(Beginning of RECORDED DATA)
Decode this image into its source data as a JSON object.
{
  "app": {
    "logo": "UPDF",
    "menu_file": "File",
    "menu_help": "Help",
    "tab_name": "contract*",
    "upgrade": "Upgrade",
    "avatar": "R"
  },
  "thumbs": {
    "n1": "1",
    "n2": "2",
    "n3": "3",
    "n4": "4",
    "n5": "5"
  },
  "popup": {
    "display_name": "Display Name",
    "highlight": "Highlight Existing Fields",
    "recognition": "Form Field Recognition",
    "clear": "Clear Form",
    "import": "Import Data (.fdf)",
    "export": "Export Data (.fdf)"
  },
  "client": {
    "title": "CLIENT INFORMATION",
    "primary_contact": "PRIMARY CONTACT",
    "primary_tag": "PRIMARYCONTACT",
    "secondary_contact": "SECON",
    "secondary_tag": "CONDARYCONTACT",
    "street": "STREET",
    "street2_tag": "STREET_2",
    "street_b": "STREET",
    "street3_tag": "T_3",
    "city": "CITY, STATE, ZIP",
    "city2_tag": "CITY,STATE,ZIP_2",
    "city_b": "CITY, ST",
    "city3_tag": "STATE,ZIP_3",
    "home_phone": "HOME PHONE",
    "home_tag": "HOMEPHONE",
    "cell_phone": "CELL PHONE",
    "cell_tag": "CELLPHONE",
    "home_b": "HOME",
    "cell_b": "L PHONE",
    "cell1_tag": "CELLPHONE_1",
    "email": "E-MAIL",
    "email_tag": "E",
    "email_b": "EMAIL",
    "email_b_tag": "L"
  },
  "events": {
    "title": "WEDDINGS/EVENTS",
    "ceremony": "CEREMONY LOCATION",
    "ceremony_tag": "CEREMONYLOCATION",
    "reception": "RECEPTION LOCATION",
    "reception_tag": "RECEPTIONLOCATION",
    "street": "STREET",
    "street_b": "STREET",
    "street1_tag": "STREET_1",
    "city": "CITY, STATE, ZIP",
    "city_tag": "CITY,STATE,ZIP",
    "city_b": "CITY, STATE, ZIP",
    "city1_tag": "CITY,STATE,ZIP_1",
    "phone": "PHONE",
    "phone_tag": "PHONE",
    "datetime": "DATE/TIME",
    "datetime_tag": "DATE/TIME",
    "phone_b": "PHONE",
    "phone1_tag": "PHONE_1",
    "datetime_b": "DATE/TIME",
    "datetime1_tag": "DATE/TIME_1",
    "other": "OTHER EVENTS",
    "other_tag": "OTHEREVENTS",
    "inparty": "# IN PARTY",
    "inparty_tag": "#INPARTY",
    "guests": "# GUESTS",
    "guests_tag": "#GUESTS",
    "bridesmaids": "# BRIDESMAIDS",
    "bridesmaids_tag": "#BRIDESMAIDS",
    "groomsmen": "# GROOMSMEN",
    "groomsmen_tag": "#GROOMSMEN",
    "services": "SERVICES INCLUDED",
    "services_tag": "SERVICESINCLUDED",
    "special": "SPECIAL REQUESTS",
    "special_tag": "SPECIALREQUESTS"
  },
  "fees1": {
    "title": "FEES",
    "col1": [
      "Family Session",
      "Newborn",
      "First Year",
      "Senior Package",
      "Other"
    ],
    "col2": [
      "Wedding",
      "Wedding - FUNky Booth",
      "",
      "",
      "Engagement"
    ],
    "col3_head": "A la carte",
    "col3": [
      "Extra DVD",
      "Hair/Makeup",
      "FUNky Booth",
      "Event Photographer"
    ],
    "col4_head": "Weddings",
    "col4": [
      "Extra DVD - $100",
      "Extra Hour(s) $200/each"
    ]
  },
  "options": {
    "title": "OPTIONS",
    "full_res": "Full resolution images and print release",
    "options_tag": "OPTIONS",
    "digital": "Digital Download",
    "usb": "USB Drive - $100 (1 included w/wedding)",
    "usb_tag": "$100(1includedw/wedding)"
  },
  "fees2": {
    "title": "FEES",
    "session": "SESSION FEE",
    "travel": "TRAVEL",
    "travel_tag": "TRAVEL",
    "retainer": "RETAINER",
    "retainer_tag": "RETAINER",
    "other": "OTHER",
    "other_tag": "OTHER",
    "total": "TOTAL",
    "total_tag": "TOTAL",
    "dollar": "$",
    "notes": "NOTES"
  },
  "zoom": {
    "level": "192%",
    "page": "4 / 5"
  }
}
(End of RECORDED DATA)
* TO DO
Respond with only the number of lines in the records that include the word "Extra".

* EXERCISE SOLUTION
3